Tuesday, 8 March 2016
Jane Austen's 'Mansfield Park', Estates and Landscape Gardening
Ironically, we could conclude that Mansfield Park is not about love at all. It is about the improvement of estates, in all senses of the word.
The Revd. Mr. Leigh - a distant relative of Jane Austen - had commissioned Humphrey Repton to make grandiose alterations to landscape, even moving cottages. While staying in 1806 with this clergyman, the Austen ladies were whisked off to Stoneleigh Abbey in Warwickshire: the Honourable Mary Leigh had just died, leaving him a great inheritance. (Almost two centuries later, in 1980, Stoneleigh Abbey was to be vested in a charitable trust. It received a grant from the Heritage National Lottery Fund, to assist with restoration, in 1997.)
This was for Jane a brief experience of high living. Stoneleigh became a partial model for Mansfield Park. The 'improvements' at Leigh's Adlestrop Rectory were also similar to those suggested by Henry Crawford to Edmund Bertram for Thornton Lacey in this novel. These improvements were taking place when Jane visited Adlestrop in 1794 and Repton was being consulted. That was no doubt where she learned that he charged five guineas a day. One of Repton's famous Red Books (with 'before and after' water-colours) was produced for Stoneleigh. 'Improving' was fashionable and had its own vocabulary. Repton sometimes suggested removing clumps of trees to improve the view.
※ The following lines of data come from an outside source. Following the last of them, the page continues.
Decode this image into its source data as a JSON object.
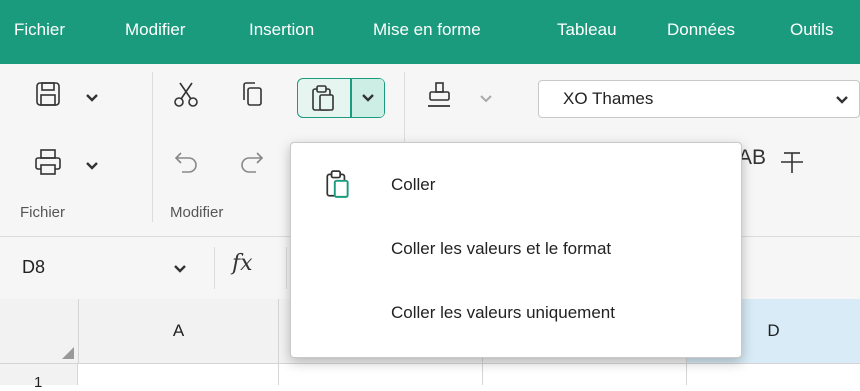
{
  "menubar": {
    "items": [
      "Fichier",
      "Modifier",
      "Insertion",
      "Mise en forme",
      "Tableau",
      "Données",
      "Outils"
    ]
  },
  "toolbar": {
    "groups": {
      "file_label": "Fichier",
      "edit_label": "Modifier"
    },
    "font_name": "XO Thames",
    "ab_text": "AB"
  },
  "formula_bar": {
    "cell_ref": "D8",
    "fx": "fx"
  },
  "grid": {
    "columns": [
      "A",
      "",
      "",
      "D"
    ],
    "rows": [
      "1"
    ]
  },
  "paste_menu": {
    "items": [
      {
        "label": "Coller",
        "icon": "paste-icon"
      },
      {
        "label": "Coller les valeurs et le format",
        "icon": ""
      },
      {
        "label": "Coller les valeurs uniquement",
        "icon": ""
      }
    ]
  },
  "colors": {
    "accent": "#1b9b7e",
    "accent_light": "#e7f5f1"
  }
}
Jane's first encounter with Stoneleigh is relived in the guided tour of Sotherton in Mansfield Park; and the 'Compton' of Rushworth's friend Smith equates to Adlestrop.
Though Jane Austen never used the expression in her writing, 'landscape gardening' had been invented at about the time of this novel. On his business card, Repton described himself as a landscape gardener. The novel is indeed much concerned with the 'improvement' of estates. Two complete chapters are concerned with the possibilities at Sotherton, the techniques and moral issues involved; and there is the question of the improvement – or worsening - of the Bertram Estate as it passes from one generation to the next.